* YOUR INSTRUCTIONS: Restate word for word all of the lines below, with each image left out.
++++
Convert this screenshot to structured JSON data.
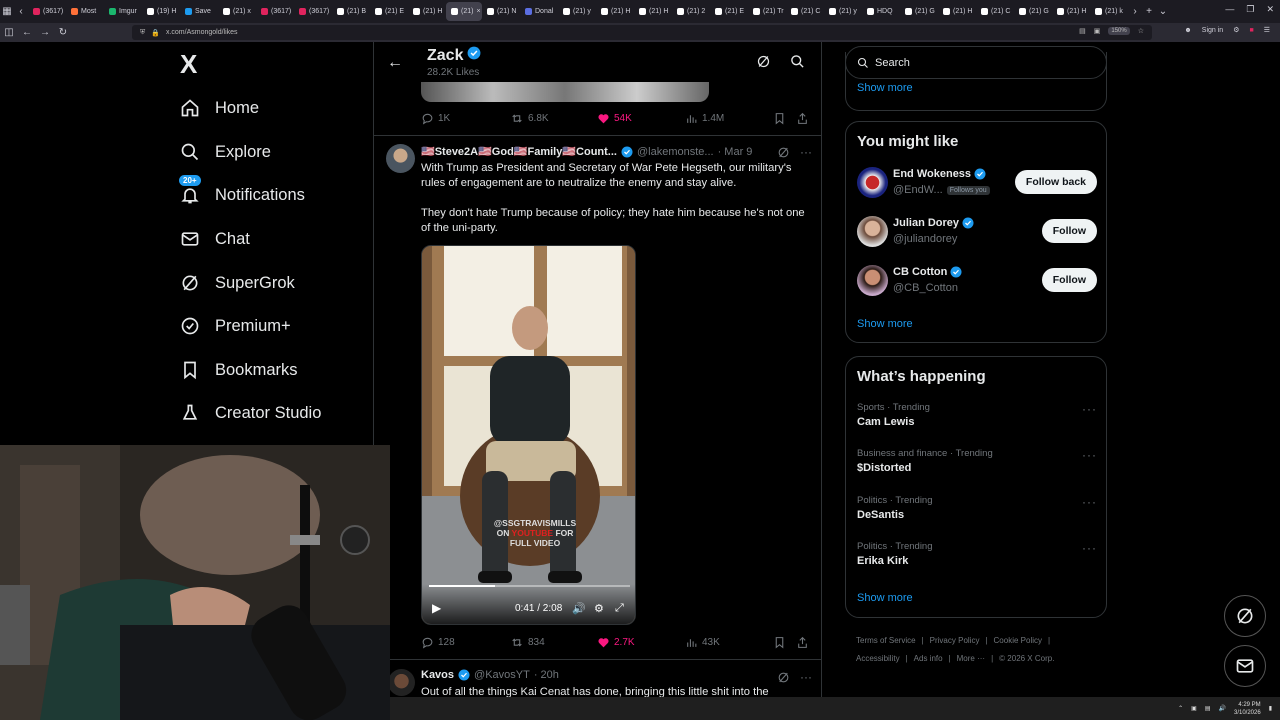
{
  "browser": {
    "tabs": [
      {
        "label": "(3617)",
        "color": "#e0245e"
      },
      {
        "label": "Most",
        "color": "#ff7139"
      },
      {
        "label": "Imgur",
        "color": "#1bb76e"
      },
      {
        "label": "(19) H",
        "color": "#ffffff"
      },
      {
        "label": "Save",
        "color": "#1d9bf0"
      },
      {
        "label": "(21) x",
        "color": "#ffffff"
      },
      {
        "label": "(3617)",
        "color": "#e0245e"
      },
      {
        "label": "(3617)",
        "color": "#e0245e"
      },
      {
        "label": "(21) B",
        "color": "#ffffff"
      },
      {
        "label": "(21) E",
        "color": "#ffffff"
      },
      {
        "label": "(21) H",
        "color": "#ffffff"
      },
      {
        "label": "(21)",
        "color": "#ffffff",
        "active": true
      },
      {
        "label": "(21) N",
        "color": "#ffffff"
      },
      {
        "label": "Donal",
        "color": "#5b6ee1"
      },
      {
        "label": "(21) y",
        "color": "#ffffff"
      },
      {
        "label": "(21) H",
        "color": "#ffffff"
      },
      {
        "label": "(21) H",
        "color": "#ffffff"
      },
      {
        "label": "(21) 2",
        "color": "#ffffff"
      },
      {
        "label": "(21) E",
        "color": "#ffffff"
      },
      {
        "label": "(21) Tr",
        "color": "#ffffff"
      },
      {
        "label": "(21) C",
        "color": "#ffffff"
      },
      {
        "label": "(21) y",
        "color": "#ffffff"
      },
      {
        "label": "HDQ",
        "color": "#ffffff"
      },
      {
        "label": "(21) G",
        "color": "#ffffff"
      },
      {
        "label": "(21) H",
        "color": "#ffffff"
      },
      {
        "label": "(21) C",
        "color": "#ffffff"
      },
      {
        "label": "(21) G",
        "color": "#ffffff"
      },
      {
        "label": "(21) H",
        "color": "#ffffff"
      },
      {
        "label": "(21) k",
        "color": "#ffffff"
      }
    ],
    "url": "x.com/Asmongold/likes",
    "zoom": "150%",
    "sign_in": "Sign in"
  },
  "leftnav": {
    "logo": "X",
    "items": [
      {
        "label": "Home",
        "icon": "home-icon"
      },
      {
        "label": "Explore",
        "icon": "search-icon"
      },
      {
        "label": "Notifications",
        "icon": "bell-icon",
        "badge": "20+"
      },
      {
        "label": "Chat",
        "icon": "mail-icon"
      },
      {
        "label": "SuperGrok",
        "icon": "grok-icon"
      },
      {
        "label": "Premium+",
        "icon": "verified-icon"
      },
      {
        "label": "Bookmarks",
        "icon": "bookmark-icon"
      },
      {
        "label": "Creator Studio",
        "icon": "creator-icon"
      }
    ]
  },
  "header": {
    "title": "Zack",
    "subtitle": "28.2K Likes"
  },
  "prev_tweet": {
    "replies": "1K",
    "reposts": "6.8K",
    "likes": "54K",
    "views": "1.4M"
  },
  "tweet1": {
    "name": "🇺🇸Steve2A🇺🇸God🇺🇸Family🇺🇸Count...",
    "handle": "@lakemonste...",
    "date": "· Mar 9",
    "text1": "With Trump as President and Secretary of War Pete Hegseth, our military's rules of engagement are to neutralize the enemy and stay alive.",
    "text2": "They don't hate Trump because of policy; they hate him because he's not one of the uni-party.",
    "video": {
      "time": "0:41 / 2:08",
      "progress": 0.33,
      "watermark_1": "@SSGTRAVISMILLS",
      "watermark_2a": "ON ",
      "watermark_2b": "YOUTUBE",
      "watermark_2c": " FOR",
      "watermark_3": "FULL VIDEO"
    },
    "replies": "128",
    "reposts": "834",
    "likes": "2.7K",
    "views": "43K"
  },
  "tweet2": {
    "name": "Kavos",
    "handle": "@KavosYT",
    "date": "· 20h",
    "text": "Out of all the things Kai Cenat has done, bringing this little shit into the"
  },
  "right": {
    "search_placeholder": "Search",
    "show_more": "Show more",
    "ymlk_title": "You might like",
    "suggestions": [
      {
        "name": "End Wokeness",
        "handle": "@EndW...",
        "follows_you": "Follows you",
        "button": "Follow back"
      },
      {
        "name": "Julian Dorey",
        "handle": "@juliandorey",
        "button": "Follow"
      },
      {
        "name": "CB Cotton",
        "handle": "@CB_Cotton",
        "button": "Follow"
      }
    ],
    "happening_title": "What’s happening",
    "trends": [
      {
        "category": "Sports · Trending",
        "title": "Cam Lewis"
      },
      {
        "category": "Business and finance · Trending",
        "title": "$Distorted"
      },
      {
        "category": "Politics · Trending",
        "title": "DeSantis"
      },
      {
        "category": "Politics · Trending",
        "title": "Erika Kirk"
      }
    ],
    "footer": {
      "terms": "Terms of Service",
      "privacy": "Privacy Policy",
      "cookie": "Cookie Policy",
      "accessibility": "Accessibility",
      "ads": "Ads info",
      "more": "More ···",
      "copyright": "© 2026 X Corp."
    }
  },
  "taskbar": {
    "time": "4:29 PM",
    "date": "3/10/2026"
  },
  "colors": {
    "accent": "#1d9bf0",
    "like": "#f91880",
    "border": "#2f3336",
    "muted": "#71767b"
  }
}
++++
* EXERCISE RESPONSE:
Convert this screenshot to structured JSON data.
{
  "browser": {
    "tabs": [
      {
        "label": "(3617)",
        "color": "#e0245e"
      },
      {
        "label": "Most",
        "color": "#ff7139"
      },
      {
        "label": "Imgur",
        "color": "#1bb76e"
      },
      {
        "label": "(19) H",
        "color": "#ffffff"
      },
      {
        "label": "Save",
        "color": "#1d9bf0"
      },
      {
        "label": "(21) x",
        "color": "#ffffff"
      },
      {
        "label": "(3617)",
        "color": "#e0245e"
      },
      {
        "label": "(3617)",
        "color": "#e0245e"
      },
      {
        "label": "(21) B",
        "color": "#ffffff"
      },
      {
        "label": "(21) E",
        "color": "#ffffff"
      },
      {
        "label": "(21) H",
        "color": "#ffffff"
      },
      {
        "label": "(21)",
        "color": "#ffffff",
        "active": true
      },
      {
        "label": "(21) N",
        "color": "#ffffff"
      },
      {
        "label": "Donal",
        "color": "#5b6ee1"
      },
      {
        "label": "(21) y",
        "color": "#ffffff"
      },
      {
        "label": "(21) H",
        "color": "#ffffff"
      },
      {
        "label": "(21) H",
        "color": "#ffffff"
      },
      {
        "label": "(21) 2",
        "color": "#ffffff"
      },
      {
        "label": "(21) E",
        "color": "#ffffff"
      },
      {
        "label": "(21) Tr",
        "color": "#ffffff"
      },
      {
        "label": "(21) C",
        "color": "#ffffff"
      },
      {
        "label": "(21) y",
        "color": "#ffffff"
      },
      {
        "label": "HDQ",
        "color": "#ffffff"
      },
      {
        "label": "(21) G",
        "color": "#ffffff"
      },
      {
        "label": "(21) H",
        "color": "#ffffff"
      },
      {
        "label": "(21) C",
        "color": "#ffffff"
      },
      {
        "label": "(21) G",
        "color": "#ffffff"
      },
      {
        "label": "(21) H",
        "color": "#ffffff"
      },
      {
        "label": "(21) k",
        "color": "#ffffff"
      }
    ],
    "url": "x.com/Asmongold/likes",
    "zoom": "150%",
    "sign_in": "Sign in"
  },
  "leftnav": {
    "logo": "X",
    "items": [
      {
        "label": "Home",
        "icon": "home-icon"
      },
      {
        "label": "Explore",
        "icon": "search-icon"
      },
      {
        "label": "Notifications",
        "icon": "bell-icon",
        "badge": "20+"
      },
      {
        "label": "Chat",
        "icon": "mail-icon"
      },
      {
        "label": "SuperGrok",
        "icon": "grok-icon"
      },
      {
        "label": "Premium+",
        "icon": "verified-icon"
      },
      {
        "label": "Bookmarks",
        "icon": "bookmark-icon"
      },
      {
        "label": "Creator Studio",
        "icon": "creator-icon"
      }
    ]
  },
  "header": {
    "title": "Zack",
    "subtitle": "28.2K Likes"
  },
  "prev_tweet": {
    "replies": "1K",
    "reposts": "6.8K",
    "likes": "54K",
    "views": "1.4M"
  },
  "tweet1": {
    "name": "🇺🇸Steve2A🇺🇸God🇺🇸Family🇺🇸Count...",
    "handle": "@lakemonste...",
    "date": "· Mar 9",
    "text1": "With Trump as President and Secretary of War Pete Hegseth, our military's rules of engagement are to neutralize the enemy and stay alive.",
    "text2": "They don't hate Trump because of policy; they hate him because he's not one of the uni-party.",
    "video": {
      "time": "0:41 / 2:08",
      "progress": 0.33,
      "watermark_1": "@SSGTRAVISMILLS",
      "watermark_2a": "ON ",
      "watermark_2b": "YOUTUBE",
      "watermark_2c": " FOR",
      "watermark_3": "FULL VIDEO"
    },
    "replies": "128",
    "reposts": "834",
    "likes": "2.7K",
    "views": "43K"
  },
  "tweet2": {
    "name": "Kavos",
    "handle": "@KavosYT",
    "date": "· 20h",
    "text": "Out of all the things Kai Cenat has done, bringing this little shit into the"
  },
  "right": {
    "search_placeholder": "Search",
    "show_more": "Show more",
    "ymlk_title": "You might like",
    "suggestions": [
      {
        "name": "End Wokeness",
        "handle": "@EndW...",
        "follows_you": "Follows you",
        "button": "Follow back"
      },
      {
        "name": "Julian Dorey",
        "handle": "@juliandorey",
        "button": "Follow"
      },
      {
        "name": "CB Cotton",
        "handle": "@CB_Cotton",
        "button": "Follow"
      }
    ],
    "happening_title": "What’s happening",
    "trends": [
      {
        "category": "Sports · Trending",
        "title": "Cam Lewis"
      },
      {
        "category": "Business and finance · Trending",
        "title": "$Distorted"
      },
      {
        "category": "Politics · Trending",
        "title": "DeSantis"
      },
      {
        "category": "Politics · Trending",
        "title": "Erika Kirk"
      }
    ],
    "footer": {
      "terms": "Terms of Service",
      "privacy": "Privacy Policy",
      "cookie": "Cookie Policy",
      "accessibility": "Accessibility",
      "ads": "Ads info",
      "more": "More ···",
      "copyright": "© 2026 X Corp."
    }
  },
  "taskbar": {
    "time": "4:29 PM",
    "date": "3/10/2026"
  },
  "colors": {
    "accent": "#1d9bf0",
    "like": "#f91880",
    "border": "#2f3336",
    "muted": "#71767b"
  }
}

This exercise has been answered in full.